Seated in the south-central region of Japan's main Honshu island, the seven prefectures of Kansai - Hyogo, Kyoto, Mie, Nara, Osaka, Shiga and Wakayama are home to a huge array of traditional crafts. With its history of refined sophistication, Kyoto naturally stands out but other prefectures also shine with an eclectic mix of crafts that include intricate fly fishing baits, fire-resistant pottery and beautiful stencilling. Here is a simple introduction to these and other traditional crafts that can be found in the Kansai region.


A highly refined tradition in Hyogo prefecture, Banshu kebari are fishing flies made from bird feathers that have been wound with silk thread around a tiny hook. Decorated with gold leaf and lacquer, the brilliant colour designs of the flies change according to the season, weather, location and even water depth and fish species.

Banshu kebari fishing flies, Hyogo
Banshu kebari fishing flies, Hyogo (Photo: Image by todoroki34)


With around thirty different weaving techniques, Kyoto prefecture's Kyo-nui embroidery is an intricately complex traditional craft. Making use of costly materials like silk and precious metal threads, thousands of different colours and shadings are available, making this craft an icon of elegance and sophistication.

Kyo-nui embroidery, Kyoto
Kyo-nui embroidery, Kyoto (Photo: jam_232 / CC BY 2.0)


Ise katagami from Mie prefecture is a method of creating stencils used for printing. Numerous layers of traditional washi paper are dyed with persimmon tannin for extra strength before being cut into shapes using classical cutting techniques. The delicate image of the final stencils often serve as gifts in their right rather than being used for printing.

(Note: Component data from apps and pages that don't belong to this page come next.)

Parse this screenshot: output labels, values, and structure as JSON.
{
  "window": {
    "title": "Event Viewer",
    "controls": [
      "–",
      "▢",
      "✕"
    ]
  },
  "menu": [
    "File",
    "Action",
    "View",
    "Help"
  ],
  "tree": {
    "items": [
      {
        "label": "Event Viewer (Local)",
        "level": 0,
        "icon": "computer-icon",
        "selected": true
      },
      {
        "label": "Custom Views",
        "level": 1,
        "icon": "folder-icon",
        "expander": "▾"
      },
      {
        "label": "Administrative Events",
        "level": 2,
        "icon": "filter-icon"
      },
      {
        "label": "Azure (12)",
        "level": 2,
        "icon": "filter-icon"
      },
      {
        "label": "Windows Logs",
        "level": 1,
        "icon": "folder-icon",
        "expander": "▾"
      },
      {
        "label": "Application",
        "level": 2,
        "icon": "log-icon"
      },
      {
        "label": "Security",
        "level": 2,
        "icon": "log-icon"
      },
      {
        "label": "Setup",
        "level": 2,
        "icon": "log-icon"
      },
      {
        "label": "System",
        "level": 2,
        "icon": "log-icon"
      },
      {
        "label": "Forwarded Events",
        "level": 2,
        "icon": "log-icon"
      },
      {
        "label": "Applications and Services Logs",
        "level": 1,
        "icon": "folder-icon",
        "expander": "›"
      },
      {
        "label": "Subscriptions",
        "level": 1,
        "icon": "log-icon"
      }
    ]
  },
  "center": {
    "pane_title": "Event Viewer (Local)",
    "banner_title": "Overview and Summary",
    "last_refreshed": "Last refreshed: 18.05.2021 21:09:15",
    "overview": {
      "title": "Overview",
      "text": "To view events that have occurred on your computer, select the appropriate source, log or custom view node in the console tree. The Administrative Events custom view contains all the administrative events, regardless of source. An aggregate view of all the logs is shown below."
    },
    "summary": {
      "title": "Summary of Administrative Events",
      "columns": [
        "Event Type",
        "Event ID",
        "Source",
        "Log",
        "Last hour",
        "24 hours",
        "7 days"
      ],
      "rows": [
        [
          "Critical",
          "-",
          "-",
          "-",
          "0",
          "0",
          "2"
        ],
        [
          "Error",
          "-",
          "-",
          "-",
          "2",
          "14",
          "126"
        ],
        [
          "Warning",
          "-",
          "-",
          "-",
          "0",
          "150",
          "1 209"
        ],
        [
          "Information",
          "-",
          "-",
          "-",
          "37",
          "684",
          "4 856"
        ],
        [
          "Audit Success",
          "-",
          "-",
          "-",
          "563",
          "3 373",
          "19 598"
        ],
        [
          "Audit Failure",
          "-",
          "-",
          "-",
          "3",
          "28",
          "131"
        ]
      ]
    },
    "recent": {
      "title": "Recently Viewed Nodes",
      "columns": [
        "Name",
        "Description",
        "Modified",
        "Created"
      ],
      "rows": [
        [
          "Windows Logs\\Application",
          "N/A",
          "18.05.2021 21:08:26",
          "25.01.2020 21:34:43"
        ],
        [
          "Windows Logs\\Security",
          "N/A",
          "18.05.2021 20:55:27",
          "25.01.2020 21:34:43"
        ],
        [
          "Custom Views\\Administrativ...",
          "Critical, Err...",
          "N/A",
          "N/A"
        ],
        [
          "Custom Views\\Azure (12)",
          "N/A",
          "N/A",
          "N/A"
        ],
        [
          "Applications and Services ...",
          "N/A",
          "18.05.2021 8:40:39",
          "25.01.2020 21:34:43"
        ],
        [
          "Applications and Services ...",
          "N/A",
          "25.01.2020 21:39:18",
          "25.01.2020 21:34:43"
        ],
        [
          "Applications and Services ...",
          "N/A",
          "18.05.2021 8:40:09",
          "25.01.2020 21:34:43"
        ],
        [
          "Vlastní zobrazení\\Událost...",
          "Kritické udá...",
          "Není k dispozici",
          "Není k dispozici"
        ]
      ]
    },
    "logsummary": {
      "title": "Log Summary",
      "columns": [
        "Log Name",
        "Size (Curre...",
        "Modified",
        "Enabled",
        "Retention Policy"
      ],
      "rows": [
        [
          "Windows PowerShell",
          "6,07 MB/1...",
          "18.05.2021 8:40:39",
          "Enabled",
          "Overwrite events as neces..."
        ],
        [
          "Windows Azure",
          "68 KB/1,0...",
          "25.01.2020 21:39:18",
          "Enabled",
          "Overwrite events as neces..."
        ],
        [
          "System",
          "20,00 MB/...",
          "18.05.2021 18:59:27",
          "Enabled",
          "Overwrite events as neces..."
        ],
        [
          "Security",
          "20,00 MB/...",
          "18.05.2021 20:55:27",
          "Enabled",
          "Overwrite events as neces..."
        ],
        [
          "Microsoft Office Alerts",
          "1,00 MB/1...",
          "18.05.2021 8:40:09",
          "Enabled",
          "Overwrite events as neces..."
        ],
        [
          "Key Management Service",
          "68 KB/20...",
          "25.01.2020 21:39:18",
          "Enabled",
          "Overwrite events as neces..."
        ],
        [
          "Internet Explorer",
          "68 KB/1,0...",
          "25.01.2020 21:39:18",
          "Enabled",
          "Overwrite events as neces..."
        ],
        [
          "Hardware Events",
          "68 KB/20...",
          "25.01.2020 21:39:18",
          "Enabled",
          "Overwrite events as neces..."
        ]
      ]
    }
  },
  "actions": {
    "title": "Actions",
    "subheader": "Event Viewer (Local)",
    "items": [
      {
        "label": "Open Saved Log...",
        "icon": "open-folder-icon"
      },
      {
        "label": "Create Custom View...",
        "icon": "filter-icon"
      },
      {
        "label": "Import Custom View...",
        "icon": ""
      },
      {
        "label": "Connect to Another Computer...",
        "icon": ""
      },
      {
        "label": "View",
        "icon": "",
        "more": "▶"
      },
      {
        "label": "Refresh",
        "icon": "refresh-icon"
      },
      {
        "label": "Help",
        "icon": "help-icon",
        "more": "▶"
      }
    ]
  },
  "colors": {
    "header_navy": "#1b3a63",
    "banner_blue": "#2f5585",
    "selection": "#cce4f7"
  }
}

Ise katagami stencil, Mie
Ise katagami stencil, Mie (Photo: Image by cospace)


The tea ceremony would not be complete without Nara prefecture's Takayama chasen tea whisks. Made from bamboo, these bamboo treasures are used for frothing Japanese tea and come in over sixty different styles. Colour, shape, and type of bamboo used all exhibit differences depending upon the school of tea they are created for.

Takayama chasen whisk, Nara (cropped)
Takayama chasen whisk, Nara (cropped) (Photo: Image by wakasa15thfd)


Dating all the way back to the eighth century, the naniwa suzuki pewterware of Osaka is a highly individualised traditional craft. Eminently malleable, the craft's tin metal is perfectly suited for beverage holders, particularly beer and sake drinking sets, as well as being used for flower vases and tea storage containers.

Osaka naniwa pewterware, Osaka
Osaka naniwa pewterware, Osaka (Photo: Image by Florent)


One of the main traditions of pottery in Japan, Shigaraki ware from Shiga prefecture is an image of strength and robustness. Characterised by its use of thick clays, the final creation is not only highly fire resistant, but the warm colouring of Shigaraki ware gives off an indelible impression of rustic earthiness.

Shigaraki-yaki pottery, Shiga (vignette applied)
Shigaraki-yaki pottery, Shiga (vignette applied) (Photo: Katumi kubota / CC BY-SA 4.0)


Also known as kuroe-nuri, Wakayama prefecture's Kishu-shikki lacquerware is famous for its vermillion colouring over a black undercoat. Durable and practical, the traditional vibrant colour coating would eventually chip away to reveal the original black beneath, giving each crafted piece its own personality and character.

Kishu-shikki lacquerware, Wakayama
Kishu-shikki lacquerware, Wakayama (Photo: Fraxinus2 / CC BY-SA 3.0)